Moreover, it may be worthwhile to reconsider the reptile status of certain ornithischian "dinosaurs" of the Jurassic and early Cretaceous with ungulatelike traits (such as the heterodontosaurids and hypsilophodontids). Potential precursors of hoofed mammals existed even in synapsid times, in the late Paleozoic/early Mesozoic. In the shape of its skull, and in the general appearance of its skeleton, the large synapsid herbivore Kannemeyeria (early Triassic) was reminiscent of the much later rhinoceroses (as were the Permian herbivores Pareiasaurus and Scutasaurus). The skull of their contemporary, Estemmenosuchus, resembles that of the much younger uintathere ungulates. Only theory excludes these alleged reptiles from consideration as ungulate ancestors.

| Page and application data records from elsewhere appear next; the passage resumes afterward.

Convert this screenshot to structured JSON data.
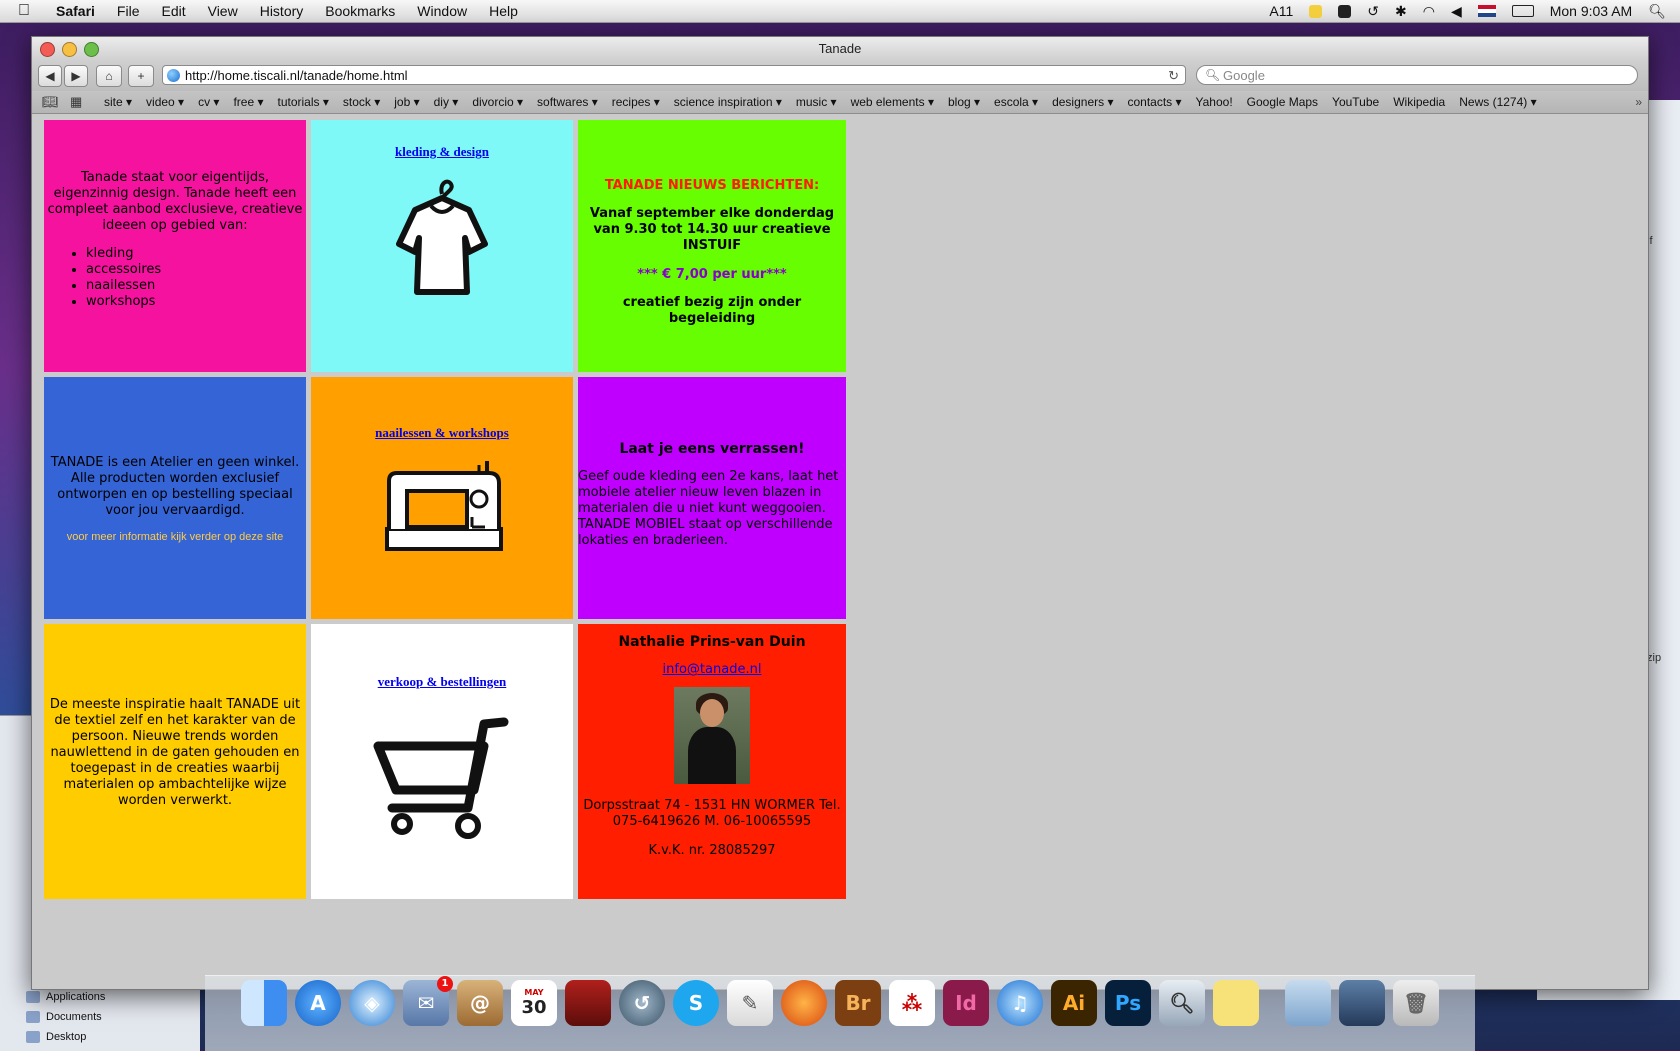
{
  "menubar": {
    "app": "Safari",
    "items": [
      "File",
      "Edit",
      "View",
      "History",
      "Bookmarks",
      "Window",
      "Help"
    ],
    "status_count": "11",
    "clock": "Mon 9:03 AM"
  },
  "window": {
    "title": "Tanade",
    "url": "http://home.tiscali.nl/tanade/home.html",
    "search_placeholder": "Google"
  },
  "bookmarks": [
    "site ▾",
    "video ▾",
    "cv ▾",
    "free ▾",
    "tutorials ▾",
    "stock ▾",
    "job ▾",
    "diy ▾",
    "divorcio ▾",
    "softwares ▾",
    "recipes ▾",
    "science inspiration ▾",
    "music ▾",
    "web elements ▾",
    "blog ▾",
    "escola ▾",
    "designers ▾",
    "contacts ▾",
    "Yahoo!",
    "Google Maps",
    "YouTube",
    "Wikipedia",
    "News (1274) ▾"
  ],
  "page": {
    "intro": "Tanade staat voor eigentijds, eigenzinnig design. Tanade heeft een compleet aanbod exclusieve, creatieve ideeen op gebied van:",
    "intro_list": [
      "kleding",
      "accessoires",
      "naailessen",
      "workshops"
    ],
    "link_kleding": "kleding & design",
    "news_head": "TANADE NIEUWS BERICHTEN:",
    "news_body": "Vanaf september elke donderdag van 9.30 tot 14.30 uur creatieve INSTUIF",
    "news_price": "*** € 7,00 per uur***",
    "news_tail": "creatief bezig zijn onder begeleiding",
    "atelier": "TANADE is een Atelier en geen winkel. Alle producten worden exclusief ontworpen en op bestelling speciaal voor jou vervaardigd.",
    "atelier_small": "voor meer informatie kijk verder op deze site",
    "link_naai": "naailessen & workshops",
    "surprise_head": "Laat je eens verrassen!",
    "surprise_body": "Geef oude kleding een 2e kans, laat het mobiele atelier nieuw leven blazen in materialen die u niet kunt weggooien. TANADE MOBIEL staat op verschillende lokaties en braderieen.",
    "inspiration": "De meeste inspiratie haalt TANADE uit de textiel zelf en het karakter van de persoon. Nieuwe trends worden nauwlettend in de gaten gehouden en toegepast in de creaties waarbij materialen op ambachtelijke wijze worden verwerkt.",
    "link_verkoop": "verkoop & bestellingen",
    "contact_name": "Nathalie Prins-van Duin",
    "contact_email": "info@tanade.nl",
    "contact_address": "Dorpsstraat 74 - 1531 HN WORMER Tel. 075-6419626 M. 06-10065595",
    "contact_kvk": "K.v.K. nr. 28085297"
  },
  "finder_sidebar": [
    "Applications",
    "Documents",
    "Desktop"
  ],
  "dock": {
    "mail_badge": "1",
    "calendar_day": "30",
    "calendar_month": "MAY",
    "apps": [
      "Finder",
      "App Store",
      "Safari",
      "Mail",
      "Address Book",
      "iCal",
      "Front Row",
      "Time Machine",
      "Skype",
      "TextEdit",
      "Firefox",
      "Bridge",
      "Acrobat",
      "InDesign",
      "iTunes",
      "Illustrator",
      "Photoshop",
      "Preview",
      "Stickies",
      "Applications",
      "Downloads",
      "Trash"
    ],
    "labels": {
      "br": "Br",
      "id": "Id",
      "ai": "Ai",
      "ps": "Ps"
    }
  },
  "colors": {
    "pink": "#f5129e",
    "cyan": "#7ff8f8",
    "green": "#66fe00",
    "blue": "#3564d6",
    "orange": "#ff9f00",
    "purple": "#c000ff",
    "yellow": "#ffcc00",
    "red": "#ff1e00"
  }
}
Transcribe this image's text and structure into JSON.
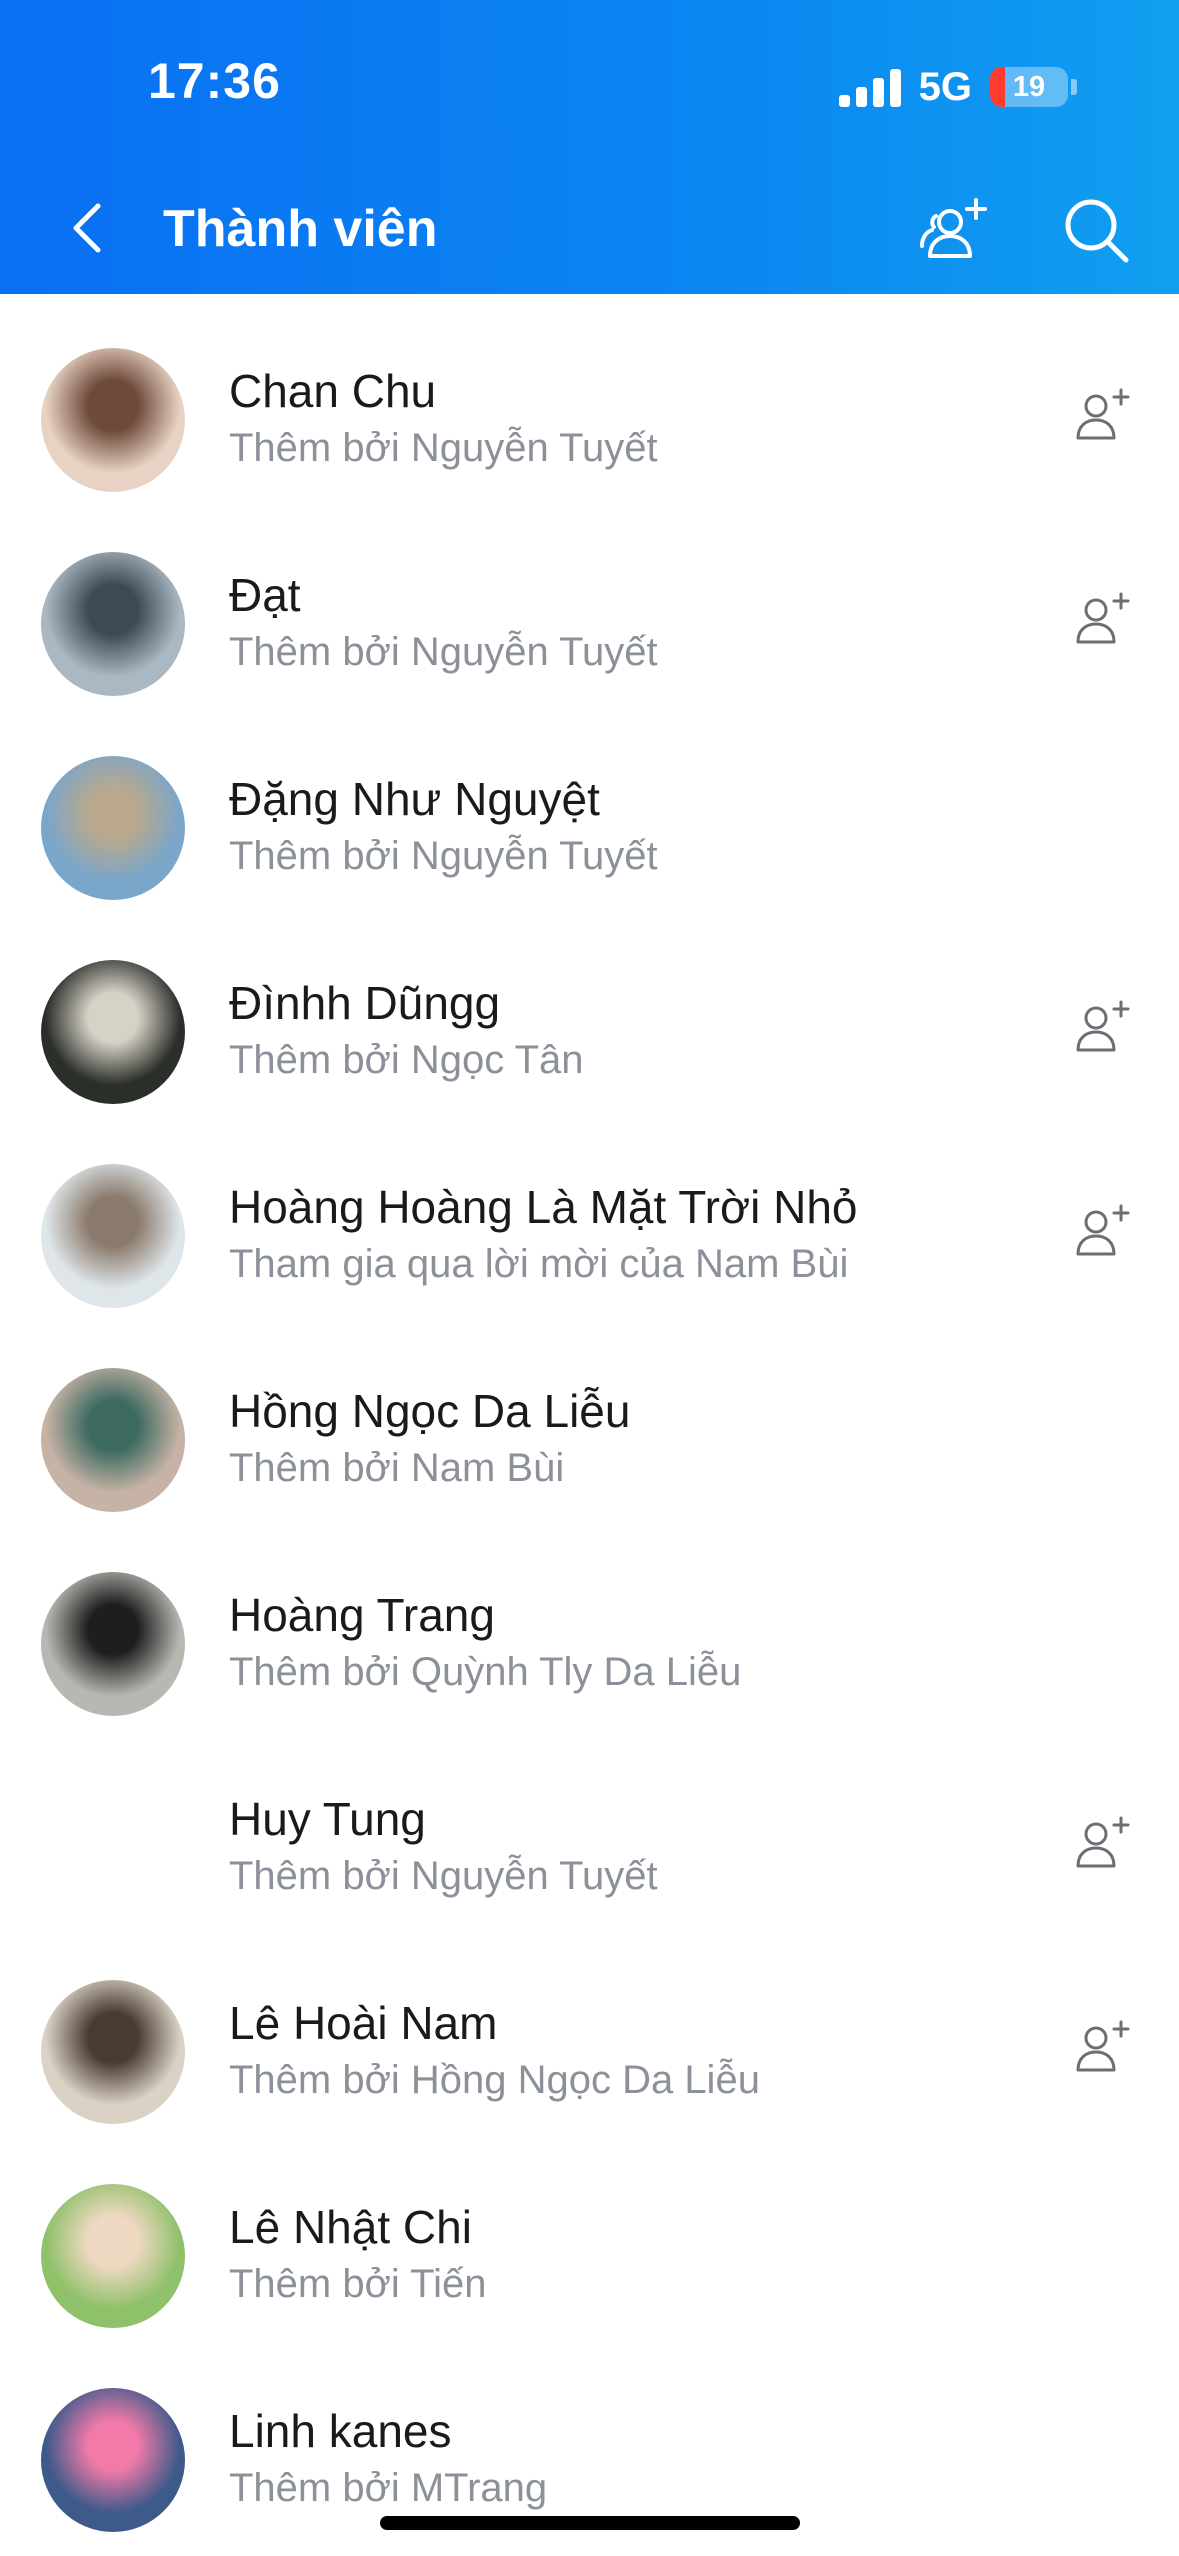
{
  "status_bar": {
    "time": "17:36",
    "network": "5G",
    "battery": "19",
    "battery_fraction": 0.19
  },
  "header": {
    "title": "Thành viên",
    "back_icon": "chevron-left-icon",
    "add_member_icon": "add-users-icon",
    "search_icon": "search-icon"
  },
  "members": [
    {
      "name": "Chan Chu",
      "sub": "Thêm bởi Nguyễn Tuyết",
      "add_friend": true,
      "avatar": "selfie",
      "avatar_colors": [
        "#e8d2c4",
        "#6d4a3a"
      ]
    },
    {
      "name": "Đạt",
      "sub": "Thêm bởi Nguyễn Tuyết",
      "add_friend": true,
      "avatar": "pier",
      "avatar_colors": [
        "#aab8c4",
        "#3e4a52"
      ]
    },
    {
      "name": "Đặng Như Nguyệt",
      "sub": "Thêm bởi Nguyễn Tuyết",
      "add_friend": false,
      "avatar": "beach",
      "avatar_colors": [
        "#7aa6c9",
        "#b9a88d"
      ]
    },
    {
      "name": "Đìnhh Dũngg",
      "sub": "Thêm bởi Ngọc Tân",
      "add_friend": true,
      "avatar": "dark",
      "avatar_colors": [
        "#2b2f2a",
        "#d7d2c7"
      ]
    },
    {
      "name": "Hoàng Hoàng Là Mặt Trời Nhỏ",
      "sub": "Tham gia qua lời mời của Nam Bùi",
      "add_friend": true,
      "avatar": "otter",
      "avatar_colors": [
        "#dfe6ea",
        "#8a7a6b"
      ]
    },
    {
      "name": "Hồng Ngọc Da Liễu",
      "sub": "Thêm bởi Nam Bùi",
      "add_friend": false,
      "avatar": "clinic",
      "avatar_colors": [
        "#c7b3a6",
        "#3c6a60"
      ]
    },
    {
      "name": "Hoàng Trang",
      "sub": "Thêm bởi Quỳnh Tly Da Liễu",
      "add_friend": false,
      "avatar": "station",
      "avatar_colors": [
        "#b9b7b2",
        "#1e1e1e"
      ]
    },
    {
      "name": "Huy Tung",
      "sub": "Thêm bởi Nguyễn Tuyết",
      "add_friend": true,
      "avatar": "none",
      "avatar_colors": [
        "#ffffff",
        "#ffffff"
      ]
    },
    {
      "name": "Lê Hoài Nam",
      "sub": "Thêm bởi Hồng Ngọc Da Liễu",
      "add_friend": true,
      "avatar": "mirror",
      "avatar_colors": [
        "#d9d2c5",
        "#4a3b30"
      ]
    },
    {
      "name": "Lê Nhật Chi",
      "sub": "Thêm bởi Tiến",
      "add_friend": false,
      "avatar": "hat",
      "avatar_colors": [
        "#8fc06a",
        "#f0d9c2"
      ]
    },
    {
      "name": "Linh kanes",
      "sub": "Thêm bởi MTrang",
      "add_friend": false,
      "avatar": "pink",
      "avatar_colors": [
        "#3d5a8a",
        "#f27aa8"
      ]
    }
  ],
  "colors": {
    "header_start": "#0a6ff2",
    "header_end": "#109ff0",
    "name_text": "#1a1a1a",
    "sub_text": "#8b9099",
    "icon_gray": "#6b6f75"
  }
}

Even if these earlier “reptiles” are excluded from consideration, there is certainly no reason to suppose the earliest fossils officially accepted as hoofed mammals are indeed the earliest hoofed mammals. There is absolutely no evidence that the various ungulate forms of the late Cretaceous and Paleocene evolved gradually from the "small, primitive, generalized" Cretaceous placental mammal embraced by orthodox biology. These earliest “officially approved” hoofed mammals are by no means identical to the various hoofed creatures of more recent strata. But hybridization among such forms (and of these forms with other ungulate forms as yet unknown from fossils) may well have given rise to the various and numerous hoofed forms of later times. Presumably the production of such forms would in many cases be as straightforward as was the production of the various modern breeds derived from hybridization of the Zebu (Bos indicus) with European domestic cattle (Bos taurus), a cross that produces partially fertile hybrids of both sexes.
Human Origins: Are we hybrids?
On the Origins of New Forms of Life
Cat-rabbit Hybrids: Fact or fiction?
Georges Cuvier: A Biography
Prothero: A Rebuttal
Branches of Biology